> _Brief_
With the pictures omitted, write out the entries that follow exactly as they stand.

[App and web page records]
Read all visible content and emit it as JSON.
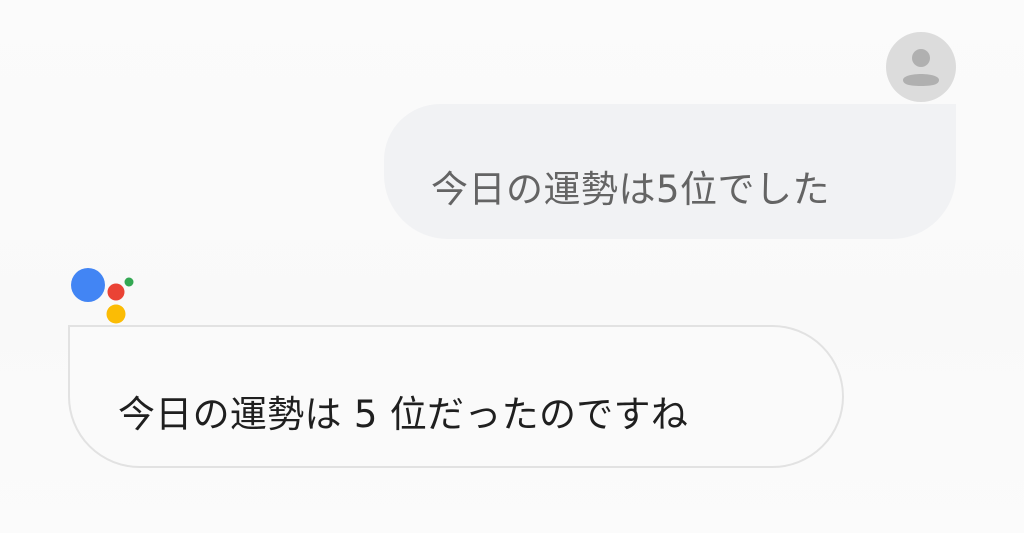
{
  "conversation": {
    "user_message": "今日の運勢は5位でした",
    "assistant_reply": "今日の運勢は 5 位だったのですね"
  },
  "icons": {
    "user_avatar": "person-icon",
    "assistant_logo": "google-assistant-dots-icon"
  },
  "colors": {
    "user_bubble": "#f1f2f4",
    "assistant_bubble_border": "#e2e2e2",
    "avatar_bg": "#dcdcdc",
    "assistant_blue": "#4285f4",
    "assistant_red": "#ea4335",
    "assistant_yellow": "#fbbc05",
    "assistant_green": "#34a853"
  }
}
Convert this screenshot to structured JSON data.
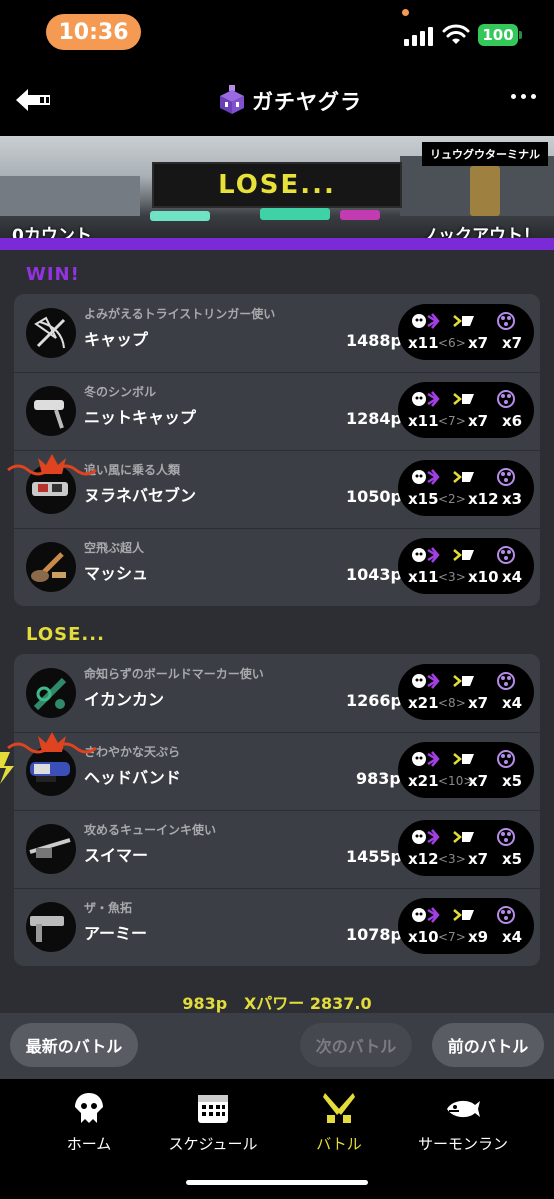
{
  "status_bar": {
    "time": "10:36",
    "battery": "100"
  },
  "header": {
    "title": "ガチヤグラ"
  },
  "banner": {
    "stage": "リュウグウターミナル",
    "result": "LOSE...",
    "left_count": "0カウント",
    "right_text": "ノックアウト！"
  },
  "win_label": "WIN!",
  "lose_label": "LOSE...",
  "win_team": [
    {
      "title": "よみがえるトライストリンガー使い",
      "name": "キャップ",
      "points": "1488p",
      "kills": "x11",
      "assists": "<6>",
      "specials_killed": "x7",
      "special_count": "x7",
      "weapon_icon": "bow-weapon-icon"
    },
    {
      "title": "冬のシンボル",
      "name": "ニットキャップ",
      "points": "1284p",
      "kills": "x11",
      "assists": "<7>",
      "specials_killed": "x7",
      "special_count": "x6",
      "weapon_icon": "roller-weapon-icon"
    },
    {
      "title": "追い風に乗る人類",
      "name": "ヌラネバセブン",
      "points": "1050p",
      "kills": "x15",
      "assists": "<2>",
      "specials_killed": "x12",
      "special_count": "x3",
      "weapon_icon": "shooter-weapon-icon"
    },
    {
      "title": "空飛ぶ超人",
      "name": "マッシュ",
      "points": "1043p",
      "kills": "x11",
      "assists": "<3>",
      "specials_killed": "x10",
      "special_count": "x4",
      "weapon_icon": "brush-weapon-icon"
    }
  ],
  "lose_team": [
    {
      "title": "命知らずのボールドマーカー使い",
      "name": "イカンカン",
      "points": "1266p",
      "kills": "x21",
      "assists": "<8>",
      "specials_killed": "x7",
      "special_count": "x4",
      "weapon_icon": "marker-weapon-icon"
    },
    {
      "title": "さわやかな天ぷら",
      "name": "ヘッドバンド",
      "points": "983p",
      "kills": "x21",
      "assists": "<10>",
      "specials_killed": "x7",
      "special_count": "x5",
      "weapon_icon": "blaster-weapon-icon"
    },
    {
      "title": "攻めるキューインキ使い",
      "name": "スイマー",
      "points": "1455p",
      "kills": "x12",
      "assists": "<3>",
      "specials_killed": "x7",
      "special_count": "x5",
      "weapon_icon": "charger-weapon-icon"
    },
    {
      "title": "ザ・魚拓",
      "name": "アーミー",
      "points": "1078p",
      "kills": "x10",
      "assists": "<7>",
      "specials_killed": "x9",
      "special_count": "x4",
      "weapon_icon": "splatling-weapon-icon"
    }
  ],
  "summary": {
    "points": "983p",
    "power": "Xパワー 2837.0"
  },
  "buttons": {
    "latest": "最新のバトル",
    "next": "次のバトル",
    "prev": "前のバトル"
  },
  "tabs": [
    {
      "label": "ホーム",
      "icon": "squid-icon"
    },
    {
      "label": "スケジュール",
      "icon": "calendar-icon"
    },
    {
      "label": "バトル",
      "icon": "crossed-weapons-icon"
    },
    {
      "label": "サーモンラン",
      "icon": "salmon-icon"
    }
  ],
  "colors": {
    "win": "#9333e0",
    "lose": "#e3dc3a",
    "accent_orange": "#f59a52",
    "battery_green": "#34c759"
  }
}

> _Written answer_
Read all visible content and emit it as JSON.
{
  "conversation": {
    "user_message": "今日の運勢は5位でした",
    "assistant_reply": "今日の運勢は 5 位だったのですね"
  },
  "icons": {
    "user_avatar": "person-icon",
    "assistant_logo": "google-assistant-dots-icon"
  },
  "colors": {
    "user_bubble": "#f1f2f4",
    "assistant_bubble_border": "#e2e2e2",
    "avatar_bg": "#dcdcdc",
    "assistant_blue": "#4285f4",
    "assistant_red": "#ea4335",
    "assistant_yellow": "#fbbc05",
    "assistant_green": "#34a853"
  }
}
Convert this screenshot to structured JSON data.
{
  "status_bar": {
    "time": "10:36",
    "battery": "100"
  },
  "header": {
    "title": "ガチヤグラ"
  },
  "banner": {
    "stage": "リュウグウターミナル",
    "result": "LOSE...",
    "left_count": "0カウント",
    "right_text": "ノックアウト！"
  },
  "win_label": "WIN!",
  "lose_label": "LOSE...",
  "win_team": [
    {
      "title": "よみがえるトライストリンガー使い",
      "name": "キャップ",
      "points": "1488p",
      "kills": "x11",
      "assists": "<6>",
      "specials_killed": "x7",
      "special_count": "x7",
      "weapon_icon": "bow-weapon-icon"
    },
    {
      "title": "冬のシンボル",
      "name": "ニットキャップ",
      "points": "1284p",
      "kills": "x11",
      "assists": "<7>",
      "specials_killed": "x7",
      "special_count": "x6",
      "weapon_icon": "roller-weapon-icon"
    },
    {
      "title": "追い風に乗る人類",
      "name": "ヌラネバセブン",
      "points": "1050p",
      "kills": "x15",
      "assists": "<2>",
      "specials_killed": "x12",
      "special_count": "x3",
      "weapon_icon": "shooter-weapon-icon"
    },
    {
      "title": "空飛ぶ超人",
      "name": "マッシュ",
      "points": "1043p",
      "kills": "x11",
      "assists": "<3>",
      "specials_killed": "x10",
      "special_count": "x4",
      "weapon_icon": "brush-weapon-icon"
    }
  ],
  "lose_team": [
    {
      "title": "命知らずのボールドマーカー使い",
      "name": "イカンカン",
      "points": "1266p",
      "kills": "x21",
      "assists": "<8>",
      "specials_killed": "x7",
      "special_count": "x4",
      "weapon_icon": "marker-weapon-icon"
    },
    {
      "title": "さわやかな天ぷら",
      "name": "ヘッドバンド",
      "points": "983p",
      "kills": "x21",
      "assists": "<10>",
      "specials_killed": "x7",
      "special_count": "x5",
      "weapon_icon": "blaster-weapon-icon"
    },
    {
      "title": "攻めるキューインキ使い",
      "name": "スイマー",
      "points": "1455p",
      "kills": "x12",
      "assists": "<3>",
      "specials_killed": "x7",
      "special_count": "x5",
      "weapon_icon": "charger-weapon-icon"
    },
    {
      "title": "ザ・魚拓",
      "name": "アーミー",
      "points": "1078p",
      "kills": "x10",
      "assists": "<7>",
      "specials_killed": "x9",
      "special_count": "x4",
      "weapon_icon": "splatling-weapon-icon"
    }
  ],
  "summary": {
    "points": "983p",
    "power": "Xパワー 2837.0"
  },
  "buttons": {
    "latest": "最新のバトル",
    "next": "次のバトル",
    "prev": "前のバトル"
  },
  "tabs": [
    {
      "label": "ホーム",
      "icon": "squid-icon"
    },
    {
      "label": "スケジュール",
      "icon": "calendar-icon"
    },
    {
      "label": "バトル",
      "icon": "crossed-weapons-icon"
    },
    {
      "label": "サーモンラン",
      "icon": "salmon-icon"
    }
  ],
  "colors": {
    "win": "#9333e0",
    "lose": "#e3dc3a",
    "accent_orange": "#f59a52",
    "battery_green": "#34c759"
  }
}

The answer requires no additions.